The Government was urged to reassess its jobs strategy after the unemployment rate rose to 14.4%.
Official figures revealed the long-term unemployed accounted for 56.3% of those out of work between July and September, with 177,200 people lingering on the dole queue for more than a year.
The Central Statistics Office (CSO) said unemployment rose by 15,700 over the previous year to the third quarter, to 314,700.
The Irish Congress of Trade Unions (ICTU) said a major investment and job creation programme was urgently needed to combat rising unemployment.
Congress chief economist Paul Sweeney said Government had to focus all its energy on getting people back to work.
“We urgently need a major new jobs plan from Government,” he said.
“The continued imposition of austerity is decimating the economy and the recent Budget will only serve to make the situation worse. It will cost us more jobs.”
ISME, the Irish Small & Medium Enterprises Association, called on the Government to reassess its jobs plan by putting emphasis on supporting enterprise and job creation.
Chief executive Mark Fielding said: “The recent Budget was lauded by Government as a Budget for jobs, it was anything but.
“Increasing costs to business through VAT, motor and carbon taxes and reducing the redundancy rebate sends out the wrong message to the employment creating enterprise sector.
“Businesses are now forced to look at ways to reduce costs even more, with remaining employment an obvious target.”
The CSO said the total number of people in the labour force was over 2.1 million in the third quarter of 2011 – down 30,200 over the year – with the total at work down 46,000 to 1.8 million.
The number of unemployed included 206,200 men and 108,600 women. It is the first time the number of women out of work rose above 100,000 since CSO figures began in 1998.
Analysts said the figures provided further evidence of the mounting problem of long-term unemployment.
"Overall, this update on the state of the jobs market paints a sobering picture of the Irish labour market," said Ulster Bank economist Simon Barry.
"While the overall economy has returned to positive economic growth in GDP terms, today’s numbers highlight that the resumption of employment growth remains elusive."
Business group IBEC said the latest Quarterly National Household Survey highlighted the urgent need to deliver reform.
Reetta Suonpera, IBEC’s senior economist, said: “Rising long-term unemployment and falling labour market participation means that Government must urgently deliver on reform of the employment services to help people get back into work and prevent the current high level of unemployment from becoming entrenched.”
The Small Firms Association (SFA) said the figures highlight the huge challenges that are being faced in saving jobs and in getting people back to work.
"Small businesses are continuing to struggle to save jobs as they have to cut costs further in the face of ongoing economic uncertainty in the Eurozone area and depressed economic activity in the domestic market," said SFA director Patricia Callan.
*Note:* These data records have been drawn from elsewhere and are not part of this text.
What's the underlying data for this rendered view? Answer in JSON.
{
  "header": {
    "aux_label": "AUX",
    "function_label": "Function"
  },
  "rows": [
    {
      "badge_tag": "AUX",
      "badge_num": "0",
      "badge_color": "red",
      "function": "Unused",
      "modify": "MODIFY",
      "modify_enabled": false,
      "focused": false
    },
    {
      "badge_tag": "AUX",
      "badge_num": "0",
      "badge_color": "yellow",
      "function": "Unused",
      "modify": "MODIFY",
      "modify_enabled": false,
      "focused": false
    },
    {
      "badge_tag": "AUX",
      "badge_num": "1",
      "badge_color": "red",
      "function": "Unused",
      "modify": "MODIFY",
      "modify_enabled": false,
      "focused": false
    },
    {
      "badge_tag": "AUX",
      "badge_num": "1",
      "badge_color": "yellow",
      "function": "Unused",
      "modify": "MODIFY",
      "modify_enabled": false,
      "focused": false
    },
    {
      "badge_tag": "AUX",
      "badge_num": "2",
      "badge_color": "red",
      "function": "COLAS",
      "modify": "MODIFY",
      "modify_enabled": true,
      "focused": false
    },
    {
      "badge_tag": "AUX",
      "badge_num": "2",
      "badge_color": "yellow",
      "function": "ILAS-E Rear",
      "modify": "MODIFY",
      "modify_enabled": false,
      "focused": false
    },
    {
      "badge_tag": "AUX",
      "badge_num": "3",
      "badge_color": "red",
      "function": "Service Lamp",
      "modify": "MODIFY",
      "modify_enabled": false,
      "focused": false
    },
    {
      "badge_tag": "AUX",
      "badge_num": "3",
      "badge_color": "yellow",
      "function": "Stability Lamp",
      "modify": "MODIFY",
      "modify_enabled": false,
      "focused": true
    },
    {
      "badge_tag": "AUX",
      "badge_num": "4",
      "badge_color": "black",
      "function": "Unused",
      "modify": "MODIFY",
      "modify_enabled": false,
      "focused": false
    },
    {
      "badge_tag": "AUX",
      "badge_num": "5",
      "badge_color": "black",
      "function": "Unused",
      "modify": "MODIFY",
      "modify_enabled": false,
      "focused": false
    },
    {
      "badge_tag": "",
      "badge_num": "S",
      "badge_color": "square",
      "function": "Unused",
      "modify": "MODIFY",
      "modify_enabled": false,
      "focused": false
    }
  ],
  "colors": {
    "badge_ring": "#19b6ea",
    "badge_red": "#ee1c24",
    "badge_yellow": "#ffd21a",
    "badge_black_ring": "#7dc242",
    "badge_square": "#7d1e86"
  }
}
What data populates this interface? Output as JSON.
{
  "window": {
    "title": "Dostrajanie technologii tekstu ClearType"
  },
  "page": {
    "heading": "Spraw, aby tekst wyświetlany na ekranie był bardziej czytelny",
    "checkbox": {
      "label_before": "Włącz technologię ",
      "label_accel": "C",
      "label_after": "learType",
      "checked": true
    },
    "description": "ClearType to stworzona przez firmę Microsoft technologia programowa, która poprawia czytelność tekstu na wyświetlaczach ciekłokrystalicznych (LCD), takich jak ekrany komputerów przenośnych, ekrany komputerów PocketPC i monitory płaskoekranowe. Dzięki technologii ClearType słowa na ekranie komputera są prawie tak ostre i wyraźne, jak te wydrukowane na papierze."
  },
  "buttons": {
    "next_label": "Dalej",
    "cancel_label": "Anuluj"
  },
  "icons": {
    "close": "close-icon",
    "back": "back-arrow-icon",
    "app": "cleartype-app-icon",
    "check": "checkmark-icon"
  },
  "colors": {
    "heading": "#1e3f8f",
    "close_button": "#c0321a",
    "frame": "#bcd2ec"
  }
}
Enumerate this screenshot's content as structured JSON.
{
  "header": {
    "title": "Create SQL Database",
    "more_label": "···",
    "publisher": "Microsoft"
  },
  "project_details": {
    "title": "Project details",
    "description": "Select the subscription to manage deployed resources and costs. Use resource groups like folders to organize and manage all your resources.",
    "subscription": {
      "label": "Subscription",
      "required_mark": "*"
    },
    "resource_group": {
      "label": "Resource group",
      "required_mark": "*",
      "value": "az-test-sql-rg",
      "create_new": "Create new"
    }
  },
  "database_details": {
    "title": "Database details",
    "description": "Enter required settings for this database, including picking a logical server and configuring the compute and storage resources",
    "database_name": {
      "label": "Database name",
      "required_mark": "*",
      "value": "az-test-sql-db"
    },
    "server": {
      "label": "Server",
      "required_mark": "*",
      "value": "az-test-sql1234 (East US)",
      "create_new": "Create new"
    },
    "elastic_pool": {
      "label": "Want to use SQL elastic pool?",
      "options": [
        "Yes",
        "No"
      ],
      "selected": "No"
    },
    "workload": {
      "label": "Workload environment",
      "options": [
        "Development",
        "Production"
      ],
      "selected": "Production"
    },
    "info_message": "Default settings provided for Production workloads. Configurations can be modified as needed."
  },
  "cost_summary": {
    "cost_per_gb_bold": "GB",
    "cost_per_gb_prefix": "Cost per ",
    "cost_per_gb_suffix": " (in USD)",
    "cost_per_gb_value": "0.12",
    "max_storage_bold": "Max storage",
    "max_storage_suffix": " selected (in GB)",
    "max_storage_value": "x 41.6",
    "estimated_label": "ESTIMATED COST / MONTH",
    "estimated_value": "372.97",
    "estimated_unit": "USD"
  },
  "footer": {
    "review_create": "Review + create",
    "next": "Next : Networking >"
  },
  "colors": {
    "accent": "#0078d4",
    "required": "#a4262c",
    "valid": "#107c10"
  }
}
Ms Callan added that Callan commented that “recent measures announced in Budget 2012, in particular the rise in VAT by 2% at the higher rate will see further job losses in the retail sector after the Christmas sales period.
She also warned that the reduction of the redundancy rebate to employers from 60% to 15% is a "mistake" that would drive more small companies to the wall.
Fianna Fáil Employment Spokesman Willie O'Dea said the figures "put pay to the notice that the Government’s job initiative has had any success".
"The unemployment crisis is deepening and more action is needed to stimulate growth and job creation," Deputy O'Dea said.
"At the moment the Government’s efforts to tackle the unemployment crisis have failed and I am calling on them to change their strategy as a matter of urgency.”
His comments were echoed by Sinn Féin's Peadar Tóibín, who said the figures prove that the coalition is failing to tackle unemploymnent.
“The few small scale initiatives launched by the government are grossly disproportionate to the immense scale of the crisis," Deputy Tóibín said.
"The €20m job training programme launched in the Budget will create 6,500 short term training spaces at a time when over 5,000 people are losing their jobs or becoming unemployed each month," he added.
"At the same time the government will put 150 times this figure into the Anglo Promissory note in January.
“These figures demonstrate that this government is failing to tackle unemployment. It is time for them to start taking job creation seriously.”